November 20th 2014 - SLUG Meeting DiGISt

The 22nd quarterly Salt Lake GIS Users Group (SLUG) meeting was held on November 20, 2014, from 11:30 am to 1:00 pm at the U of U in the Orson Spencer Hall building. There were about 125 in attendance.

This meeting’s lunch was pizza and veggies, provided by the U of U Digit Lab. Our sincere thanks to the U for sponsoring!  If you have any business contacts that would like to ‘sponsor’ a lunch by providing food and drinks in exchange for their advertising at the meeting, please contact Tom Toronto, SLUG Board member.

 

Business: 

Tom Toronto, SLUG Board

·         Welcome to all, thanks to the Digit Lab for both providing the venue and sponsoring the lunch.

·         The next SLUG meeting willl be at Sandy City on Feb. 11th, 2015. Hope you will be able to attend!

·         We are always in need of presenters. If you would like to present, or suggest someone who you’d like to see present, please contact Neal Fraser, SLUG Board member.

Nick Kryger, UGIC Board

·         Nick announced the 2015 UGIC (Utah Geographic Information Council) Conference, “UGIC-GeCo of the West”.  (Every 5 years, it’s Utah’s turn to host the Regional user group conference (now GeCo West) in conjunction with the UGIC conference. So Utah GIS people will attend as well as people from Wyoming, Colorado, New Mexico, and Arizona.)  This conference will be held May 11-15, 2015 at Snowbird Resort.  Check out the special conference activities and learn more HERERegistration is now open.

 

Presentations:

How GIS is used in Utah’s water resources  

Aaron Austin, lead GIS Analyst, Utah Division of Water Resouces

The Utah Division of Water Resources (DWRe) plans, conserves, develops and protects Utah's water resources.  GIS is an important tool to help fulfill this mission. Aaron explained some of the ways that GIS is used in this mission.  This includes collecting land use data and maintaining data about wate resources and consumption. He described the potential reservoirs GIS tool and demonstrated the ArcGIS Online maps DWRe has available. One quite interesting part was showing the difference in the land around Delta, Utah by comparing data and aerial photography from 2 time periods. See Aaron’s materials HERE.

 

GIS in Emergency Response and Management

Josh Groeneveld, GIS Coordiator, Utah Division of Emergency Management

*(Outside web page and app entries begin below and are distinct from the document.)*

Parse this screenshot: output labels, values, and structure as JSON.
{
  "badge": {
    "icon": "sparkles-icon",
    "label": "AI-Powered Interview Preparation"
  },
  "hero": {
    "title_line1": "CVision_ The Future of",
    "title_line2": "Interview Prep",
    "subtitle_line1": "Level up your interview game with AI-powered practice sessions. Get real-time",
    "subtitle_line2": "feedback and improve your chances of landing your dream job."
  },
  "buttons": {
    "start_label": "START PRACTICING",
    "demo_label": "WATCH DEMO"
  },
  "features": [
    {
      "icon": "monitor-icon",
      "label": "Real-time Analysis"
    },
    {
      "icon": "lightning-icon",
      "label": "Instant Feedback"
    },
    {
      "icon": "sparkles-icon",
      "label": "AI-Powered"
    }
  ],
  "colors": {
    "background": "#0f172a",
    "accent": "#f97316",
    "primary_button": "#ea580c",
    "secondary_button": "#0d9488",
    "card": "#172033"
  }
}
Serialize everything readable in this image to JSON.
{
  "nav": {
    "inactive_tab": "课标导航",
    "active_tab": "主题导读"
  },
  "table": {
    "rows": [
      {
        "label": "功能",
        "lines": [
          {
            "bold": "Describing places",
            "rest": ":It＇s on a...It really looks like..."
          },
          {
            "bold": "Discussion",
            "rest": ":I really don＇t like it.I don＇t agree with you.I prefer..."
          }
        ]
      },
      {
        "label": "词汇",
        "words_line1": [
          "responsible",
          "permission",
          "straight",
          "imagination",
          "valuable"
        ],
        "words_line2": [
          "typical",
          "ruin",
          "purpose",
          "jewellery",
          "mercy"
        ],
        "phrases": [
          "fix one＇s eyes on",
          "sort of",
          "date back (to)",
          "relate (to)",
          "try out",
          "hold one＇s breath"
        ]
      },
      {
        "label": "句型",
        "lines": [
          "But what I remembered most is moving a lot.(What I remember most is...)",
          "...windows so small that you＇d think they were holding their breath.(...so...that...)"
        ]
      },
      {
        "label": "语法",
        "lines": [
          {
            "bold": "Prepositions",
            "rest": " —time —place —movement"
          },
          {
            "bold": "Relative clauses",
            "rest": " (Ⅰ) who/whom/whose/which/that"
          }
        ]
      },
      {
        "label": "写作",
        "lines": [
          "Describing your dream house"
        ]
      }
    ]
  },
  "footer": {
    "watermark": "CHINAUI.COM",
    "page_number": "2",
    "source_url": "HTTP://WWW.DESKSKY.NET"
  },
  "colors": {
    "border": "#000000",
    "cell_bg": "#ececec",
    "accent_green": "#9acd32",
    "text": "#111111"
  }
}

Josh discussed the current status of the State’s use of GIS in emergency management. During an emergency, GIS is a critical tool for incident response and emergency management.  Josh covered some of the current GIS tools used in this arena, what is being done in Utah and how you can get involved. One of his slides was quite humorous. It’s one by FEMA that incomprehensibly tries to show the multitude of various agencies involved and their inter-relationships.  As was commented, the diagram looks like the ‘Death Star”.

See Josh’s presentation materials HERE.

 

Geography Humor Segment 

Ray Montgomery, SLUG Board

Ray showed 2 short videos. One was a clip from a TV newscast about a large semi-trailer truck stuck on a narrow pedestrian bridge due to a GPS error.  The second was a clip mocking Apple maps, in the form of a fake “newscast” in which Apple was going to correct their mapping problems by simply editing the Earth to fit what their maps show.  Or you can check out our Geography Humor page where most of the humor videos we have shown at SLUG meetings can be accessed.

 

Enhancing the Social Vulnerability Index with artificial neural networks

Ryan Hile, U of U graduate Geography student

Ryan won an award from the Hazards, Risk & Disasters Specialty Group of the AAG (American Association of Geographers) for this work.  See Ryan's presentation HERE.

 

Species specific drought monitoring in Southern California

Austin Coates, U of U student

Austin showed work he is doing with research into how cetain species are affected by drought.

 

Mapping wildland firefighter safety zones using LiDAR

Mickey Campbell, U of U student

Mickey showed a project he’s working on that uses detailed elevation data from LiDAR; vegetation; and distance buffers from active fire areas to show what pockets would be safe in the event of fire change.  This relates to the deaths of firefighters a couple of years ago who were trapped when a wildfire changed direction.  It’s still a work in progress.  See Mickey's presentation HERE.

 

Thank you to our presenters, sponsor, and our venue. If you have any ideas for a presentation or any other matter, please contact a SLUG board member.  And thanks for your interest and support!